Hemorrhoidectomy is a surgical procedure that is done to treat and manage hemorrhoids or piles. Hemorrhoids are inflamed and swollen vascular structures in the anal canal often associated with increased intra-abdominal pressure as seen with straining during defecation, irregular bowel habits, etc.
Hemorrhoidectomy is usually done as an elective procedure, and it may sometimes be done as an emergency procedure.
Hemorrhoidectomy may be of the following types:
It is indicated for the management of hemorrhoids in the following circumstances:
Hemorrhoidectomy is contraindicated in the following conditions:

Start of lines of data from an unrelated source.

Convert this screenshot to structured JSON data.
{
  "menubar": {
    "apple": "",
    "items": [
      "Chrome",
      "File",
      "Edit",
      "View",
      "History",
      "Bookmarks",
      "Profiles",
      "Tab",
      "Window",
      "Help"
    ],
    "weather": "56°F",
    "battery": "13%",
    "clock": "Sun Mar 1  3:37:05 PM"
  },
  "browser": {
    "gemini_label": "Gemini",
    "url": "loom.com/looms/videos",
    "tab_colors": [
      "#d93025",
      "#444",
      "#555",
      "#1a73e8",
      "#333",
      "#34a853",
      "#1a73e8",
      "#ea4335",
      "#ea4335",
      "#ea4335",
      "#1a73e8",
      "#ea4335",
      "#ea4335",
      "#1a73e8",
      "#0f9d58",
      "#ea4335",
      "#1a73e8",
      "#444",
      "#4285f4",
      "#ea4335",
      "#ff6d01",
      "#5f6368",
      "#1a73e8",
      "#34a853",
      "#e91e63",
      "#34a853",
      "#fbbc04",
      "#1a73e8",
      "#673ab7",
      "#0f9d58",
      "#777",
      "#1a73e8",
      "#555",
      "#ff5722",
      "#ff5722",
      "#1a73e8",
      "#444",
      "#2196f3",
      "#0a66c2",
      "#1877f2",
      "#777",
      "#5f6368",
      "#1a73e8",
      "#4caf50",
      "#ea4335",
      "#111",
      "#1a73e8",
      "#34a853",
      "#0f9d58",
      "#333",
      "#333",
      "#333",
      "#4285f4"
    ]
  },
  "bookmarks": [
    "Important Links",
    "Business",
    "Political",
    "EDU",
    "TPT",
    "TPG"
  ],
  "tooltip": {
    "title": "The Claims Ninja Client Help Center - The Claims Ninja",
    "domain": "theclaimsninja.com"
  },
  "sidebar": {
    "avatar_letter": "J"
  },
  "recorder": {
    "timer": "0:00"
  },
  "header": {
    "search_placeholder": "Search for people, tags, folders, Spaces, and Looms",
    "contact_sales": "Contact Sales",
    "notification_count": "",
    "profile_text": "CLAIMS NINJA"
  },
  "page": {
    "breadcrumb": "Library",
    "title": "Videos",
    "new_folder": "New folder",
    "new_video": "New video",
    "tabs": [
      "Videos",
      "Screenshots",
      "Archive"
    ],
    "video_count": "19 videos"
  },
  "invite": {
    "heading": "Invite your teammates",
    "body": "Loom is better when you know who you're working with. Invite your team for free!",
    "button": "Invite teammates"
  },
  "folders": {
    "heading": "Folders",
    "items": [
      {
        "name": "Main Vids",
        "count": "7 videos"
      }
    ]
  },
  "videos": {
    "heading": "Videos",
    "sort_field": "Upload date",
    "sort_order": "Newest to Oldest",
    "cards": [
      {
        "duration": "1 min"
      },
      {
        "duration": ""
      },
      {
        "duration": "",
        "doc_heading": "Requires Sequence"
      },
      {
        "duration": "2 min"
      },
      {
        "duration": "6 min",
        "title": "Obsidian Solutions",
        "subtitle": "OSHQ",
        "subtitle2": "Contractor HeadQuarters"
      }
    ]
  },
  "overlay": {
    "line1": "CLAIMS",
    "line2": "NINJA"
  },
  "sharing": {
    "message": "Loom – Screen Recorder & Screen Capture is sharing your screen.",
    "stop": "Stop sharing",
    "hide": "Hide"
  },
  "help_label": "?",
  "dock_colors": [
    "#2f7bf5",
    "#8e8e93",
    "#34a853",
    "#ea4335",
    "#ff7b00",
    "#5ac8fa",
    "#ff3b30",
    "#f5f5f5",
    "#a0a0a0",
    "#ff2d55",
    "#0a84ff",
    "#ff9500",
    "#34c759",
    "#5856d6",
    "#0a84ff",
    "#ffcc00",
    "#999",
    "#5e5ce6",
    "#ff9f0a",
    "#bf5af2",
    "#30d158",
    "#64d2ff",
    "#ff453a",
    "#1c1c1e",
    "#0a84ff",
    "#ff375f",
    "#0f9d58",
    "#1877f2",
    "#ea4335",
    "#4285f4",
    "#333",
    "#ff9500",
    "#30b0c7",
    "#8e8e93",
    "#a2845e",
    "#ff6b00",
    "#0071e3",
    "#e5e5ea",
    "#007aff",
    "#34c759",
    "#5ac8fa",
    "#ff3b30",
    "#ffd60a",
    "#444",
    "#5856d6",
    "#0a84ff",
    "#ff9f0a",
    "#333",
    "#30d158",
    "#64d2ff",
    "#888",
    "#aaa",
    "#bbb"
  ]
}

Some investigations that may be done before Hemorrhoidectomy include:
Before Hemorrhoidectomy, the following are done:
Duration: Hemorrhoidectomy may last between 30 to 45 minutes.
Anesthesia: Hemorrhoidectomy is done under bilateral pudendal nerve block with local anesthesia; general anesthesia may be used in rare cases.
The individual is placed in a jackknife position, a bilateral pudendal nerve block is done, and a local anesthetic with epinephrine is injected into the area after the buttocks are retracted to expose the anus. A retractor is placed in the anal canal, the prolapsed hemorrhoid is grasped, sutured first (to minimize blood loss) and then resected either with scissors or electrocautery. The wound is then closed with an absorbable suture, packing is done, and covered with gauze. The difference between a closed and an open hemorrhoid is that in closed hemorrhoid the anal mucosa is sutured while in open hemorrhoid the anal mucosa is left open and not sutured. The use of electrocautery or ultrasound energy devices to remove the hemorrhoids is associated with lesser postoperative complications than conventional excision with other surgical instruments.
The individual is placed in a jackknife or lithotomy position, a bilateral pudendal nerve block is done, and a local anesthetic with epinephrine is injected into the area after the buttocks are retracted to expose the anus (general anesthesia lesion may be used sometimes). A retractor is placed in the anal canal and a pursestring suture is applied in the mucosal layer and a stapler is introduced, the prolapsed hemorrhoid is dissected completely along with a ring of mucosa and submucosa within the canal, after which the distal mucosa is stapled over the proximal mucosa. The wound is closed with an absorbable suture, packing is done, and covered with gauze.
After Hemorrhoidectomy, discharge is usually done on the same day after briefly monitoring for immediate postoperative complications.
Common post-procedure occurrences: Pain is usually present for 1 to 2 weeks.
Medications: Pain relievers and antibiotics are generally prescribed.
Review: This will be usually 4 to 6 weeks after the procedure.
Resumption of normal activities: With some restrictions on the second or third postoperative day.
Some measures that need to be taken after a Hemorrhoidectomy include:
Some complications that can be seen after Hemorrhoidectomy include:
Stapled Hemorrhoidectomy is associated with lesser postoperative pain, shorter recovery time, and lesser complications when compared to conventional surgery to remove hemorrhoids.
The prognosis for Hemorrhoidectomy is generally good although there is a risk of recurrence after the procedure. Recurrence is more commonly seen with conventional surgery to remove hemorrhoids.
Hospitalization is usually not required for Hemorrhoidectomy
Hemorrhoidectomy is done by specialists from the Department of General Surgery.